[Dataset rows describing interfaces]
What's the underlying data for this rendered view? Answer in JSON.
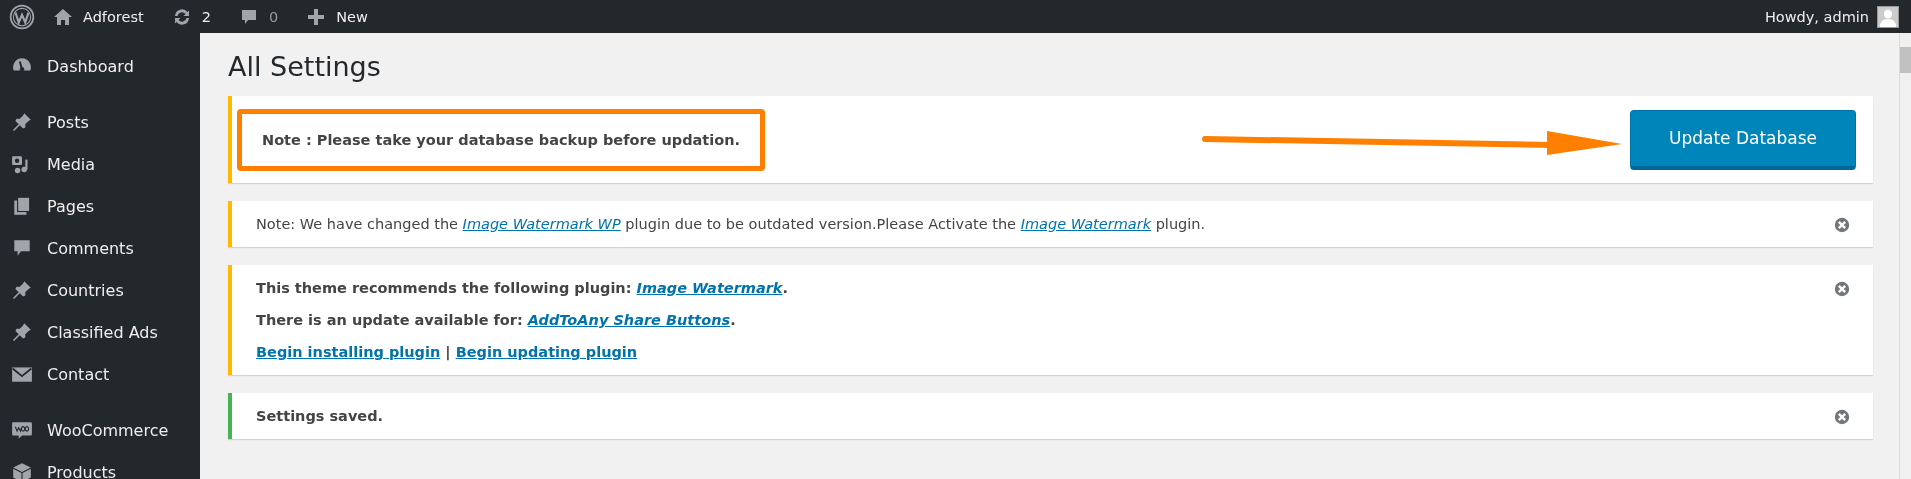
{
  "admin_bar": {
    "site_name": "Adforest",
    "updates_count": "2",
    "comments_count": "0",
    "new_label": "New",
    "greeting": "Howdy, admin"
  },
  "sidebar": {
    "groups": [
      [
        {
          "label": "Dashboard",
          "kind": "gauge",
          "selected": false
        }
      ],
      [
        {
          "label": "Posts",
          "kind": "pin",
          "selected": false
        },
        {
          "label": "Media",
          "kind": "media",
          "selected": false
        },
        {
          "label": "Pages",
          "kind": "pages",
          "selected": false
        },
        {
          "label": "Comments",
          "kind": "comment",
          "selected": false
        },
        {
          "label": "Countries",
          "kind": "pin",
          "selected": false
        },
        {
          "label": "Classified Ads",
          "kind": "pin",
          "selected": false
        },
        {
          "label": "Contact",
          "kind": "envelope",
          "selected": false
        }
      ],
      [
        {
          "label": "WooCommerce",
          "kind": "woo",
          "selected": false
        },
        {
          "label": "Products",
          "kind": "box",
          "selected": false
        }
      ]
    ]
  },
  "page": {
    "title": "All Settings"
  },
  "notices": [
    {
      "kind": "action",
      "color": "#ffb900",
      "bold": true,
      "highlighted": true,
      "arrow": true,
      "button": "Update Database",
      "lines": [
        [
          {
            "text": "Note : Please take your database backup before updation."
          }
        ]
      ]
    },
    {
      "kind": "message",
      "color": "#ffb900",
      "bold": false,
      "dismissible": true,
      "lines": [
        [
          {
            "text": "Note: We have changed the "
          },
          {
            "link": "Image Watermark WP",
            "italic": true
          },
          {
            "text": " plugin due to be outdated version.Please Activate the "
          },
          {
            "link": "Image Watermark",
            "italic": true
          },
          {
            "text": " plugin."
          }
        ]
      ]
    },
    {
      "kind": "message",
      "color": "#ffb900",
      "bold": true,
      "dismissible": true,
      "lines": [
        [
          {
            "text": "This theme recommends the following plugin: "
          },
          {
            "link": "Image Watermark",
            "italic": true
          },
          {
            "text": "."
          }
        ],
        [
          {
            "text": "There is an update available for: "
          },
          {
            "link": "AddToAny Share Buttons",
            "italic": true
          },
          {
            "text": "."
          }
        ],
        [
          {
            "link": "Begin installing plugin",
            "italic": false
          },
          {
            "text": " | "
          },
          {
            "link": "Begin updating plugin",
            "italic": false
          }
        ]
      ]
    },
    {
      "kind": "message",
      "color": "#46b450",
      "bold": true,
      "dismissible": true,
      "lines": [
        [
          {
            "text": "Settings saved."
          }
        ]
      ]
    }
  ]
}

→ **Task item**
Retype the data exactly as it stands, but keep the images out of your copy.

→ **Response to this task**
What's the underlying data for this rendered view? Answer in JSON.
{
  "admin_bar": {
    "site_name": "Adforest",
    "updates_count": "2",
    "comments_count": "0",
    "new_label": "New",
    "greeting": "Howdy, admin"
  },
  "sidebar": {
    "groups": [
      [
        {
          "label": "Dashboard",
          "kind": "gauge",
          "selected": false
        }
      ],
      [
        {
          "label": "Posts",
          "kind": "pin",
          "selected": false
        },
        {
          "label": "Media",
          "kind": "media",
          "selected": false
        },
        {
          "label": "Pages",
          "kind": "pages",
          "selected": false
        },
        {
          "label": "Comments",
          "kind": "comment",
          "selected": false
        },
        {
          "label": "Countries",
          "kind": "pin",
          "selected": false
        },
        {
          "label": "Classified Ads",
          "kind": "pin",
          "selected": false
        },
        {
          "label": "Contact",
          "kind": "envelope",
          "selected": false
        }
      ],
      [
        {
          "label": "WooCommerce",
          "kind": "woo",
          "selected": false
        },
        {
          "label": "Products",
          "kind": "box",
          "selected": false
        }
      ]
    ]
  },
  "page": {
    "title": "All Settings"
  },
  "notices": [
    {
      "kind": "action",
      "color": "#ffb900",
      "bold": true,
      "highlighted": true,
      "arrow": true,
      "button": "Update Database",
      "lines": [
        [
          {
            "text": "Note : Please take your database backup before updation."
          }
        ]
      ]
    },
    {
      "kind": "message",
      "color": "#ffb900",
      "bold": false,
      "dismissible": true,
      "lines": [
        [
          {
            "text": "Note: We have changed the "
          },
          {
            "link": "Image Watermark WP",
            "italic": true
          },
          {
            "text": " plugin due to be outdated version.Please Activate the "
          },
          {
            "link": "Image Watermark",
            "italic": true
          },
          {
            "text": " plugin."
          }
        ]
      ]
    },
    {
      "kind": "message",
      "color": "#ffb900",
      "bold": true,
      "dismissible": true,
      "lines": [
        [
          {
            "text": "This theme recommends the following plugin: "
          },
          {
            "link": "Image Watermark",
            "italic": true
          },
          {
            "text": "."
          }
        ],
        [
          {
            "text": "There is an update available for: "
          },
          {
            "link": "AddToAny Share Buttons",
            "italic": true
          },
          {
            "text": "."
          }
        ],
        [
          {
            "link": "Begin installing plugin",
            "italic": false
          },
          {
            "text": " | "
          },
          {
            "link": "Begin updating plugin",
            "italic": false
          }
        ]
      ]
    },
    {
      "kind": "message",
      "color": "#46b450",
      "bold": true,
      "dismissible": true,
      "lines": [
        [
          {
            "text": "Settings saved."
          }
        ]
      ]
    }
  ]
}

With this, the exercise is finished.